• Interface dataset entries
______

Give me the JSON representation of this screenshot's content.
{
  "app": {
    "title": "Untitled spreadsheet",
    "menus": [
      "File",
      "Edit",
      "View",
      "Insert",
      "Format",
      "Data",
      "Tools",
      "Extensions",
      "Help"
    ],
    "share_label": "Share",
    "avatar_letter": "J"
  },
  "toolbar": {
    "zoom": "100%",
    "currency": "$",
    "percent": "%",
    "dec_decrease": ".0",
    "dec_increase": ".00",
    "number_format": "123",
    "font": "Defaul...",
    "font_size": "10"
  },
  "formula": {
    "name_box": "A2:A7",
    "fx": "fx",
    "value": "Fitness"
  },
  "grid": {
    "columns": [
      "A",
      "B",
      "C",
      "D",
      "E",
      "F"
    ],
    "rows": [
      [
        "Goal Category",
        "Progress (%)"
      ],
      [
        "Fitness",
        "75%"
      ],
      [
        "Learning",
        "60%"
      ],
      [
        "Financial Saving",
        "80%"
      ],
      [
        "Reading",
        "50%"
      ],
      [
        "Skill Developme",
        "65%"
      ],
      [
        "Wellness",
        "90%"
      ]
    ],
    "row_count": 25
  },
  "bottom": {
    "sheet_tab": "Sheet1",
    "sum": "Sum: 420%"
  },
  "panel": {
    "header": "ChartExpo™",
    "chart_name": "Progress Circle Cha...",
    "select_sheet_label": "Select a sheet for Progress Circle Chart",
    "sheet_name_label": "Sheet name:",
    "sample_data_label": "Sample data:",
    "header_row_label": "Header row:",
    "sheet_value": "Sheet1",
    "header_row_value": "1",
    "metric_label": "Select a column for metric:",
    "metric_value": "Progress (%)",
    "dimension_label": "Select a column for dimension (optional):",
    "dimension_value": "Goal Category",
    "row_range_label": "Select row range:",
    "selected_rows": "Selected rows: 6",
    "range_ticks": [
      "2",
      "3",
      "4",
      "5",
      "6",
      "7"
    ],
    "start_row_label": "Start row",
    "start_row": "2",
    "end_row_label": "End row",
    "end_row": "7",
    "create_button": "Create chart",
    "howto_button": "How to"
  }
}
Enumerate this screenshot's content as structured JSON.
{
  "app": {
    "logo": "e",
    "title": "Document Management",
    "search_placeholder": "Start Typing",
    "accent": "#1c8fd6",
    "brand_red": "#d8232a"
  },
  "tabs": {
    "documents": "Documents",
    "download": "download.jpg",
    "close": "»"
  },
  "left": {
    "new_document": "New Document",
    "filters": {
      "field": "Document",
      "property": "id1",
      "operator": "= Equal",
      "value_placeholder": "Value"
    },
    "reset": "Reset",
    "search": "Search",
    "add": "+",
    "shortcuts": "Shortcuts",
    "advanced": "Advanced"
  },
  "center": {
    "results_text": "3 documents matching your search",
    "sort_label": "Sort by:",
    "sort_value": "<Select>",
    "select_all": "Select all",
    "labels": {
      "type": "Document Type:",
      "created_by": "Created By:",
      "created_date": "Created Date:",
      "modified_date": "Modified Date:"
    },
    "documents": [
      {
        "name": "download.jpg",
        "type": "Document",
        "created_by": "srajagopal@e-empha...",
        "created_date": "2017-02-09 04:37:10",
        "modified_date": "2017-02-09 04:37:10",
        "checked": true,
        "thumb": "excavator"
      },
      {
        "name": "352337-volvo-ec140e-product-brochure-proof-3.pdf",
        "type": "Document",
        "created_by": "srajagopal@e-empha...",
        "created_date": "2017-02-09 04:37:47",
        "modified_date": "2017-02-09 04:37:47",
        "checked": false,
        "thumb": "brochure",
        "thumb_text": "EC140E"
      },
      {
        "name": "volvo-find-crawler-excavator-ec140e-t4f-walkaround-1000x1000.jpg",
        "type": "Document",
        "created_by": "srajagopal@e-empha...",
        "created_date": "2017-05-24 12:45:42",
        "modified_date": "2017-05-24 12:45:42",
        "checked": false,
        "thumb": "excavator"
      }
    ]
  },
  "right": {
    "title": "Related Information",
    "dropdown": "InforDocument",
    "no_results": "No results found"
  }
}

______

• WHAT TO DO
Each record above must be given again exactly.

• WRITTEN ANSWER
Give me the JSON representation of this screenshot's content.
{
  "app": {
    "title": "Untitled spreadsheet",
    "menus": [
      "File",
      "Edit",
      "View",
      "Insert",
      "Format",
      "Data",
      "Tools",
      "Extensions",
      "Help"
    ],
    "share_label": "Share",
    "avatar_letter": "J"
  },
  "toolbar": {
    "zoom": "100%",
    "currency": "$",
    "percent": "%",
    "dec_decrease": ".0",
    "dec_increase": ".00",
    "number_format": "123",
    "font": "Defaul...",
    "font_size": "10"
  },
  "formula": {
    "name_box": "A2:A7",
    "fx": "fx",
    "value": "Fitness"
  },
  "grid": {
    "columns": [
      "A",
      "B",
      "C",
      "D",
      "E",
      "F"
    ],
    "rows": [
      [
        "Goal Category",
        "Progress (%)"
      ],
      [
        "Fitness",
        "75%"
      ],
      [
        "Learning",
        "60%"
      ],
      [
        "Financial Saving",
        "80%"
      ],
      [
        "Reading",
        "50%"
      ],
      [
        "Skill Developme",
        "65%"
      ],
      [
        "Wellness",
        "90%"
      ]
    ],
    "row_count": 25
  },
  "bottom": {
    "sheet_tab": "Sheet1",
    "sum": "Sum: 420%"
  },
  "panel": {
    "header": "ChartExpo™",
    "chart_name": "Progress Circle Cha...",
    "select_sheet_label": "Select a sheet for Progress Circle Chart",
    "sheet_name_label": "Sheet name:",
    "sample_data_label": "Sample data:",
    "header_row_label": "Header row:",
    "sheet_value": "Sheet1",
    "header_row_value": "1",
    "metric_label": "Select a column for metric:",
    "metric_value": "Progress (%)",
    "dimension_label": "Select a column for dimension (optional):",
    "dimension_value": "Goal Category",
    "row_range_label": "Select row range:",
    "selected_rows": "Selected rows: 6",
    "range_ticks": [
      "2",
      "3",
      "4",
      "5",
      "6",
      "7"
    ],
    "start_row_label": "Start row",
    "start_row": "2",
    "end_row_label": "End row",
    "end_row": "7",
    "create_button": "Create chart",
    "howto_button": "How to"
  }
}
Enumerate this screenshot's content as structured JSON.
{
  "app": {
    "logo": "e",
    "title": "Document Management",
    "search_placeholder": "Start Typing",
    "accent": "#1c8fd6",
    "brand_red": "#d8232a"
  },
  "tabs": {
    "documents": "Documents",
    "download": "download.jpg",
    "close": "»"
  },
  "left": {
    "new_document": "New Document",
    "filters": {
      "field": "Document",
      "property": "id1",
      "operator": "= Equal",
      "value_placeholder": "Value"
    },
    "reset": "Reset",
    "search": "Search",
    "add": "+",
    "shortcuts": "Shortcuts",
    "advanced": "Advanced"
  },
  "center": {
    "results_text": "3 documents matching your search",
    "sort_label": "Sort by:",
    "sort_value": "<Select>",
    "select_all": "Select all",
    "labels": {
      "type": "Document Type:",
      "created_by": "Created By:",
      "created_date": "Created Date:",
      "modified_date": "Modified Date:"
    },
    "documents": [
      {
        "name": "download.jpg",
        "type": "Document",
        "created_by": "srajagopal@e-empha...",
        "created_date": "2017-02-09 04:37:10",
        "modified_date": "2017-02-09 04:37:10",
        "checked": true,
        "thumb": "excavator"
      },
      {
        "name": "352337-volvo-ec140e-product-brochure-proof-3.pdf",
        "type": "Document",
        "created_by": "srajagopal@e-empha...",
        "created_date": "2017-02-09 04:37:47",
        "modified_date": "2017-02-09 04:37:47",
        "checked": false,
        "thumb": "brochure",
        "thumb_text": "EC140E"
      },
      {
        "name": "volvo-find-crawler-excavator-ec140e-t4f-walkaround-1000x1000.jpg",
        "type": "Document",
        "created_by": "srajagopal@e-empha...",
        "created_date": "2017-05-24 12:45:42",
        "modified_date": "2017-05-24 12:45:42",
        "checked": false,
        "thumb": "excavator"
      }
    ]
  },
  "right": {
    "title": "Related Information",
    "dropdown": "InforDocument",
    "no_results": "No results found"
  }
}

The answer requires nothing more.